According to the National Archives description for Record Group 69 (Records of the Work Projects Administration),
The Federal Art Project was started in August and September, 1935, as part of the WPA sponsored Federal Project Number 1. Its main purpose was to provide employment for artists on the relief rolls. The national director was Holger Cahill. FAP operated through regional, state and district offices, in all states at some time, including separate projects for New York City and Northern and Southern California. After June 30, 1939, when FAP was abolished, the arts programs continued as state projects.1

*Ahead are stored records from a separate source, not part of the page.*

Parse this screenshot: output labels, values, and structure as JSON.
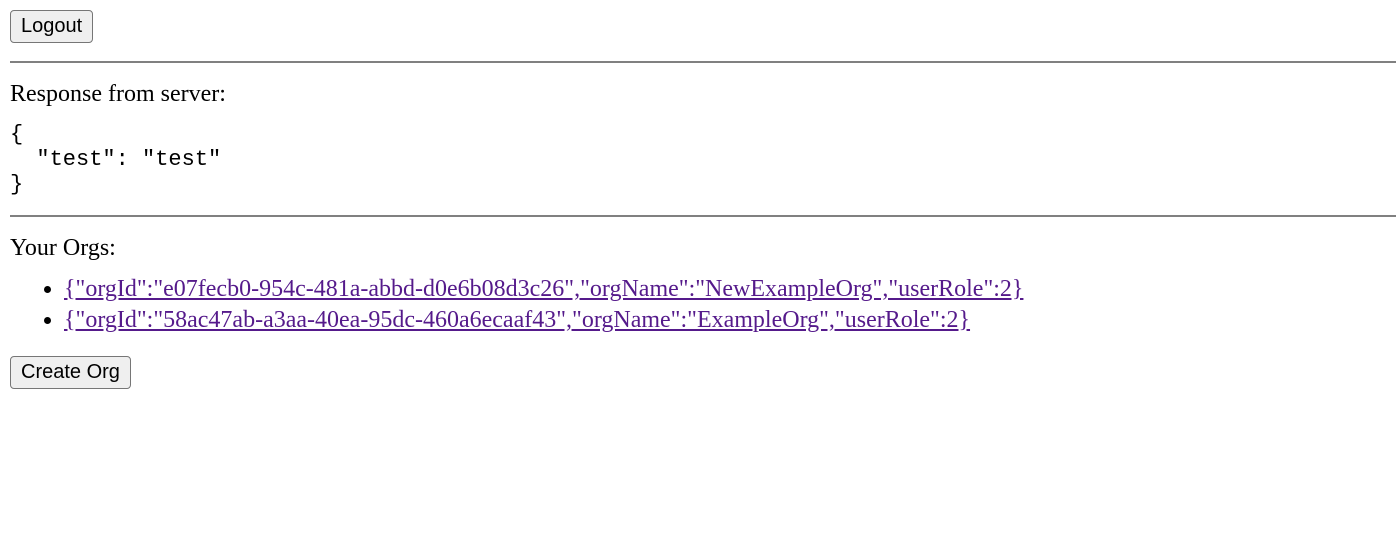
{
  "buttons": {
    "logout_label": "Logout",
    "create_org_label": "Create Org"
  },
  "response": {
    "label": "Response from server:",
    "body": "{\n  \"test\": \"test\"\n}"
  },
  "orgs": {
    "label": "Your Orgs:",
    "items": [
      {
        "text": "{\"orgId\":\"e07fecb0-954c-481a-abbd-d0e6b08d3c26\",\"orgName\":\"NewExampleOrg\",\"userRole\":2}"
      },
      {
        "text": "{\"orgId\":\"58ac47ab-a3aa-40ea-95dc-460a6ecaaf43\",\"orgName\":\"ExampleOrg\",\"userRole\":2}"
      }
    ]
  }
}
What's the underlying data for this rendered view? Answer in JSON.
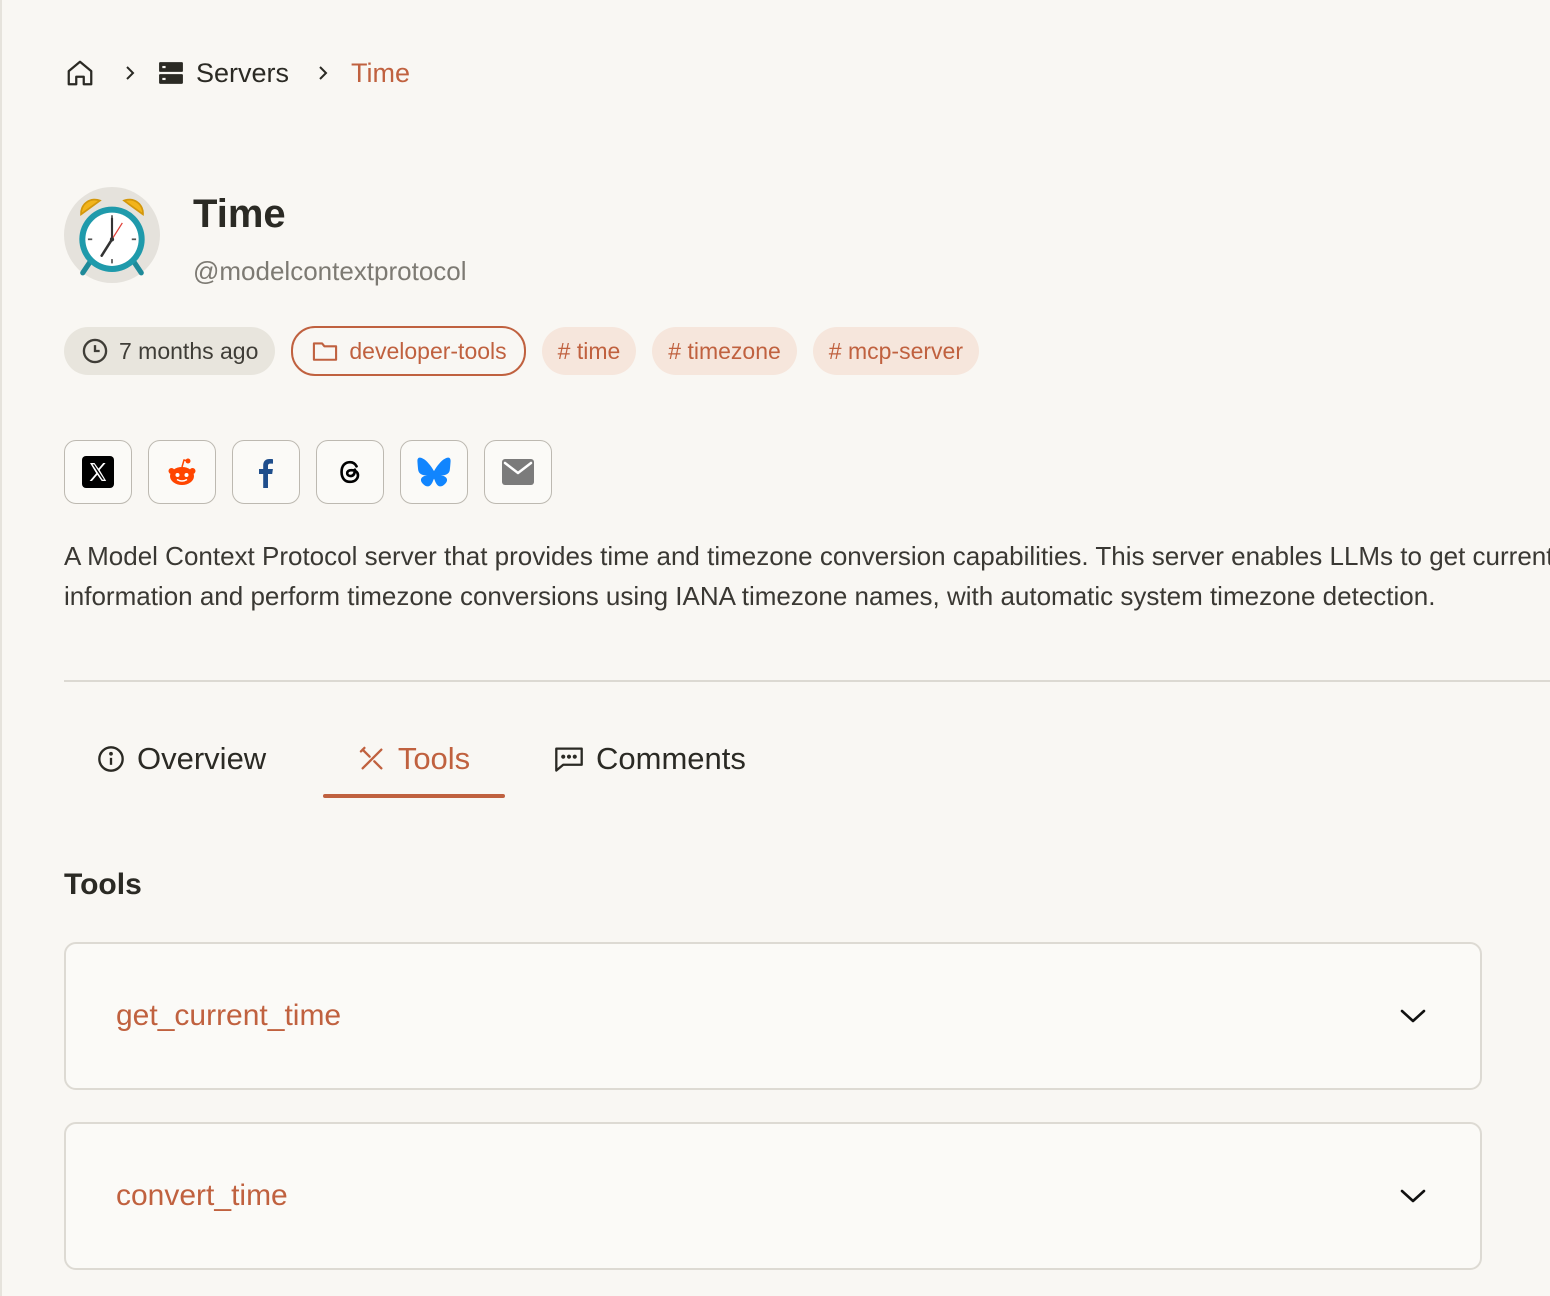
{
  "breadcrumb": {
    "home_icon": "home-icon",
    "servers_label": "Servers",
    "current_label": "Time"
  },
  "server": {
    "title": "Time",
    "handle": "@modelcontextprotocol",
    "avatar_icon": "alarm-clock-icon"
  },
  "tags": {
    "updated": "7 months ago",
    "category": "developer-tools",
    "hashtags": [
      "# time",
      "# timezone",
      "# mcp-server"
    ]
  },
  "share_buttons": [
    "x-icon",
    "reddit-icon",
    "facebook-icon",
    "threads-icon",
    "bluesky-icon",
    "email-icon"
  ],
  "description": "A Model Context Protocol server that provides time and timezone conversion capabilities. This server enables LLMs to get current time information and perform timezone conversions using IANA timezone names, with automatic system timezone detection.",
  "tabs": [
    {
      "label": "Overview",
      "icon": "info-icon",
      "active": false
    },
    {
      "label": "Tools",
      "icon": "tools-icon",
      "active": true
    },
    {
      "label": "Comments",
      "icon": "comment-icon",
      "active": false
    }
  ],
  "tools_section": {
    "title": "Tools",
    "items": [
      {
        "name": "get_current_time"
      },
      {
        "name": "convert_time"
      }
    ]
  },
  "colors": {
    "accent": "#c0613f",
    "background": "#f9f7f3",
    "text": "#2b2a24"
  }
}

The Graphic Arts Section reportedly employed more than 200 printmakers and produced upwards of 240,000 prints from more than 11,000 designs. While quality undoubtedly varied, some artists were recognized with awards and fellowships. In reviewing the history of the New Deal art projects, Richard D. McKinzie noted that one quarter of all the American prints highlighted in the British Fine Prints of the Year for 1937 were produced by artists working for the WPA/FAP. Among its achievements was the development of a new printing process by the Philadelphia project: using carborundum in preparing engraving plates, printmakers could achieve new levels of tone and shade. The productivity of the section and reasonable prices of the prints it produced helped the unit contribute to the WPA's democratic goal of bringing art to the people. Many prints ended up in libraries, colleges, schools and government offices, as well as in private collections.2
Most of the prints in the Prints & Photographs Division's Fine Print filing series were transferred to the Library in 1943 from the WPA Art Program in Chicago. The hasty liquidation of the Federal Art Project was largely handled through the Central Allocation Unit in Chicago, which moved some 15,000 items in one three-week period. That may have been the specific source of the prints in the Library of Congress collection.